**Dataset records**.
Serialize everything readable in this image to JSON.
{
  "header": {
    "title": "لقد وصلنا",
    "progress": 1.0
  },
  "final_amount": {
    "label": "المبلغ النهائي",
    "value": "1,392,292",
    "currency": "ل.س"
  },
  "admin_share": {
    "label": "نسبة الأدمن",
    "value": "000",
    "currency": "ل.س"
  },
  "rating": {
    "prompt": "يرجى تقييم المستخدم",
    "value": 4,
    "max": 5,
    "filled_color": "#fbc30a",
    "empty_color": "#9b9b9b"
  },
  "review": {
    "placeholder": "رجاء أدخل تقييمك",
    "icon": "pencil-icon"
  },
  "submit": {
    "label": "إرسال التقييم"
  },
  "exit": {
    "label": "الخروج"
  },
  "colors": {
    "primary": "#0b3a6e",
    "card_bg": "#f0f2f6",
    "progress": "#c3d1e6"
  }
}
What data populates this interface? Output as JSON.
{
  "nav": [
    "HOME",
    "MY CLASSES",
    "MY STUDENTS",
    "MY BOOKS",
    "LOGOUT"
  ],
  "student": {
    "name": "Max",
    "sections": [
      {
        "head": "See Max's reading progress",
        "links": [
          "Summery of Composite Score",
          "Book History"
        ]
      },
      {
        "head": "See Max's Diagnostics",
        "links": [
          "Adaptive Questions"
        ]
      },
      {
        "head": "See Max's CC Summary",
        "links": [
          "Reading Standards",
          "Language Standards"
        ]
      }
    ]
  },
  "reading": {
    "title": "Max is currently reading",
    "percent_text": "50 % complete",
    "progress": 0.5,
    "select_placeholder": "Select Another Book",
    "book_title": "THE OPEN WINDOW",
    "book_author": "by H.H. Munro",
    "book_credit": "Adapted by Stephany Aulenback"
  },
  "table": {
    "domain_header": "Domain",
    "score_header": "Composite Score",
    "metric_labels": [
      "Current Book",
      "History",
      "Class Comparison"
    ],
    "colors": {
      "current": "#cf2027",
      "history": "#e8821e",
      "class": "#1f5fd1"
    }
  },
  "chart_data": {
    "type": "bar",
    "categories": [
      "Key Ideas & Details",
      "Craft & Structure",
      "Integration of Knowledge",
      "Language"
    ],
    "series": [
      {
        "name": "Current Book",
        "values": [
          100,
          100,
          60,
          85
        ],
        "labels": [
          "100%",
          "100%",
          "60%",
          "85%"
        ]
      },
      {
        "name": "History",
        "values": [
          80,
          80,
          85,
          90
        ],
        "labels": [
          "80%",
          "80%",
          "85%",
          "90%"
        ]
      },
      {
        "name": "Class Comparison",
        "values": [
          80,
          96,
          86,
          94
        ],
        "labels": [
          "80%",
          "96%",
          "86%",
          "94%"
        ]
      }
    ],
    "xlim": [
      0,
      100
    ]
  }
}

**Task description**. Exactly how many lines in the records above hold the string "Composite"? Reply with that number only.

**Expected output**. 2